**RECORDS PROVIDED:**
-.-.-

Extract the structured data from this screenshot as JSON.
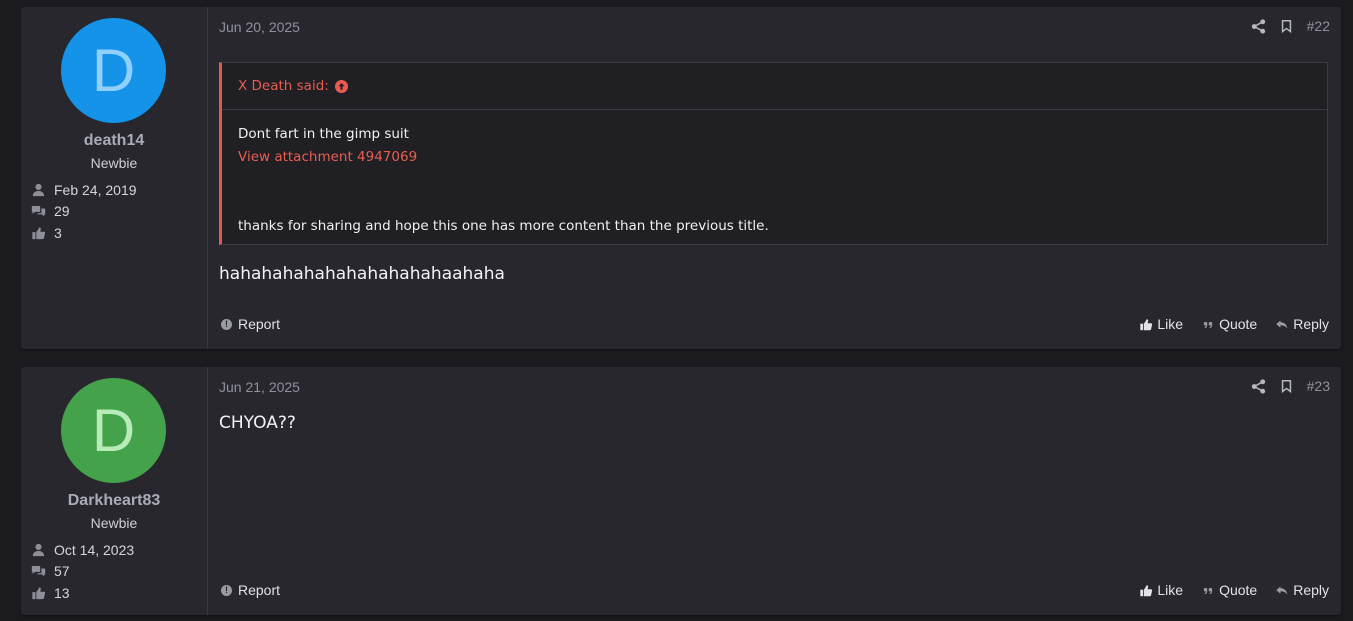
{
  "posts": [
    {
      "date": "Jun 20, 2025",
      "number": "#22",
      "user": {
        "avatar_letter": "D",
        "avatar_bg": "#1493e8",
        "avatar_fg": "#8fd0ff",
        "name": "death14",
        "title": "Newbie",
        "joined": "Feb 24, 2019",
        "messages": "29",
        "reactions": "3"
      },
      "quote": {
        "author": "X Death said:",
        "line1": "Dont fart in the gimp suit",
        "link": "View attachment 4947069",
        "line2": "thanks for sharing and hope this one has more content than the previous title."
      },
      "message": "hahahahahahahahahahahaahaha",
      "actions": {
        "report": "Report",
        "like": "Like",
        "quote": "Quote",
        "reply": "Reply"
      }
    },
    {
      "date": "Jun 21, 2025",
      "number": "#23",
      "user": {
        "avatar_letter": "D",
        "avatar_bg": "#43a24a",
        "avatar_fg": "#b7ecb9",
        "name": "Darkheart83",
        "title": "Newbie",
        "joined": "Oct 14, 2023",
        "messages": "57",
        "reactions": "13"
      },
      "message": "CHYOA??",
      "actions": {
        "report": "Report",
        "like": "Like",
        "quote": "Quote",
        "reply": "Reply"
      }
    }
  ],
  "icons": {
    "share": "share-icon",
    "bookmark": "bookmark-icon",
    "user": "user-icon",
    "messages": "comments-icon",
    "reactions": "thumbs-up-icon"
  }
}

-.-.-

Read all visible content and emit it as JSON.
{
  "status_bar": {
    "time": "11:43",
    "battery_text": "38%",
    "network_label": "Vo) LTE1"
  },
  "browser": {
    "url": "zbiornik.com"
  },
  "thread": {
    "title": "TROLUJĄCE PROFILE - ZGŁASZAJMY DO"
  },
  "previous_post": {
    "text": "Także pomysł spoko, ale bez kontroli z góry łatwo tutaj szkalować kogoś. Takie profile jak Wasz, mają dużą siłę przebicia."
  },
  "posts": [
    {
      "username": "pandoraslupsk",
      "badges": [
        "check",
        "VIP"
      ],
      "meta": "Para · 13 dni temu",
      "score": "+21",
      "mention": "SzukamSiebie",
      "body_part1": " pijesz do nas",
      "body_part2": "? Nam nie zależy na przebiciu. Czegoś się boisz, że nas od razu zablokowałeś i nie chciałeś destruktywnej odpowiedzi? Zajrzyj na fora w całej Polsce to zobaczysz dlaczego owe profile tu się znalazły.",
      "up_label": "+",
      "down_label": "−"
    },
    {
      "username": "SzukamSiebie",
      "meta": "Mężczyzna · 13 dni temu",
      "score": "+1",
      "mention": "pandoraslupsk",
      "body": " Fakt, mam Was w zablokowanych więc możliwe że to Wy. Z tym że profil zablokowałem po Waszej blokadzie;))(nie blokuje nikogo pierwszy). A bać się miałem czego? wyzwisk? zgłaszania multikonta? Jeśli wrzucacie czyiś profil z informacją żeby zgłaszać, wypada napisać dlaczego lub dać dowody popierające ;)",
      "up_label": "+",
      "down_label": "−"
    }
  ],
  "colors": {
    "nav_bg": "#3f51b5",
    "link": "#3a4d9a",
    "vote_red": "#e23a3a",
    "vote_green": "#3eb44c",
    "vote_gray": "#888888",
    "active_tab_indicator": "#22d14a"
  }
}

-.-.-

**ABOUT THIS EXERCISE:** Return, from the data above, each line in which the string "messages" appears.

**OUTPUT OF THE TASK:**
        "messages": "29",
        "messages": "57",
    "messages": "comments-icon",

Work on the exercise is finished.